*Your goal:*
Among the records below, the line containing "Enumerate this screenshot's" marks the start. Output it and all lines after it exactly.

=== Data for analysis ===

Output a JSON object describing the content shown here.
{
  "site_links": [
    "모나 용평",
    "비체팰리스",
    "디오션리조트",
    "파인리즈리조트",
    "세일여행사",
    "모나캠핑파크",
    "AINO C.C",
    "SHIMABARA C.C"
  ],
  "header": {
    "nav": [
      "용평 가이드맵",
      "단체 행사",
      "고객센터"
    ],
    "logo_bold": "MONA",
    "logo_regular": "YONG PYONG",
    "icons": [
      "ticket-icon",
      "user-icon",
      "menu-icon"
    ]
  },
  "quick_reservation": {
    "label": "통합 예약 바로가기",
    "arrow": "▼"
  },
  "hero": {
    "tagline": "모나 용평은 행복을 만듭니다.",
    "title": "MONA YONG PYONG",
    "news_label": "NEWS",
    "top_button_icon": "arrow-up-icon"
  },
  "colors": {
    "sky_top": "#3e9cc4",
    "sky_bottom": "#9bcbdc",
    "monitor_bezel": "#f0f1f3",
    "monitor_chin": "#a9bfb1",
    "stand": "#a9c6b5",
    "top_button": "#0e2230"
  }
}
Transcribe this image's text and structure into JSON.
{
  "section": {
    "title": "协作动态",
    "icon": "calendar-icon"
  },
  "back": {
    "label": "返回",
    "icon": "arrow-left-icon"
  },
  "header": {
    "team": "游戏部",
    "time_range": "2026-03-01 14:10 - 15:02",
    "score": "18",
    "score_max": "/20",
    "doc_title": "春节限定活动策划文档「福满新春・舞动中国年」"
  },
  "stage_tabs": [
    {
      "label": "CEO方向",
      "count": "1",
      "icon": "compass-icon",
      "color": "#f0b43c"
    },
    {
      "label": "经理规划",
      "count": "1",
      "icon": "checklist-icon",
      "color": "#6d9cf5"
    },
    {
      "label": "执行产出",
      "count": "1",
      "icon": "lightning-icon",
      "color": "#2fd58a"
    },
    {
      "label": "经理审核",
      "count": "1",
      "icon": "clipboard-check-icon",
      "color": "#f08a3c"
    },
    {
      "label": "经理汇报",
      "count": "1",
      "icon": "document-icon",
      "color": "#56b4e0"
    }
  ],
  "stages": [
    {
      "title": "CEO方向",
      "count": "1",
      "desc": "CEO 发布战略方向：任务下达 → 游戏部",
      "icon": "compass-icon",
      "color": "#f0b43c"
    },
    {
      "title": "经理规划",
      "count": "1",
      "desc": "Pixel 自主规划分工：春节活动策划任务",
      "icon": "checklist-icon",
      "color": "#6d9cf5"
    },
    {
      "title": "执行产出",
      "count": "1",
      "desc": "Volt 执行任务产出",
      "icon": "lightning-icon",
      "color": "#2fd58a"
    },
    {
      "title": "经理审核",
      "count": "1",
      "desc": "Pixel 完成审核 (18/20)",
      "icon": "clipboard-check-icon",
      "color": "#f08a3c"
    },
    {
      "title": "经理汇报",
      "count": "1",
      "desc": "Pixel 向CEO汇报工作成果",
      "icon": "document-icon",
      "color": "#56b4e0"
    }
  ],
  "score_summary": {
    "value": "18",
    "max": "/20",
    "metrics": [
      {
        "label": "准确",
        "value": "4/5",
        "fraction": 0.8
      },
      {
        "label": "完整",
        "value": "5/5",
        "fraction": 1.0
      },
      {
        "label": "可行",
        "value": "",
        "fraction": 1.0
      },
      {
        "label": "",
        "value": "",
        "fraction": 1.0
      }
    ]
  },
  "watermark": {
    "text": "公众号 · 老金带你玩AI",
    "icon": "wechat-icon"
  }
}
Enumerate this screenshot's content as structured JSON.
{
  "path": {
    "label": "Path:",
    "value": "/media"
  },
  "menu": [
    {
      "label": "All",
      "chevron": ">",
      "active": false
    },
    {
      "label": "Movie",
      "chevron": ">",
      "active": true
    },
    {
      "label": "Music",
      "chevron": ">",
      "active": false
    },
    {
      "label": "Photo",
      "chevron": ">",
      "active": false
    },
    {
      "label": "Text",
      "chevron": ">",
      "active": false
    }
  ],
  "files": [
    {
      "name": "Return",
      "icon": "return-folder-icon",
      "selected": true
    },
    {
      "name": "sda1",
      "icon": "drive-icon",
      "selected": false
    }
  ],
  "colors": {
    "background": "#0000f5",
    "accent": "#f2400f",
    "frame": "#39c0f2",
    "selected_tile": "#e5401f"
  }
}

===

*Exercise answer:*
Enumerate this screenshot's content as structured JSON.
{
  "path": {
    "label": "Path:",
    "value": "/media"
  },
  "menu": [
    {
      "label": "All",
      "chevron": ">",
      "active": false
    },
    {
      "label": "Movie",
      "chevron": ">",
      "active": true
    },
    {
      "label": "Music",
      "chevron": ">",
      "active": false
    },
    {
      "label": "Photo",
      "chevron": ">",
      "active": false
    },
    {
      "label": "Text",
      "chevron": ">",
      "active": false
    }
  ],
  "files": [
    {
      "name": "Return",
      "icon": "return-folder-icon",
      "selected": true
    },
    {
      "name": "sda1",
      "icon": "drive-icon",
      "selected": false
    }
  ],
  "colors": {
    "background": "#0000f5",
    "accent": "#f2400f",
    "frame": "#39c0f2",
    "selected_tile": "#e5401f"
  }
}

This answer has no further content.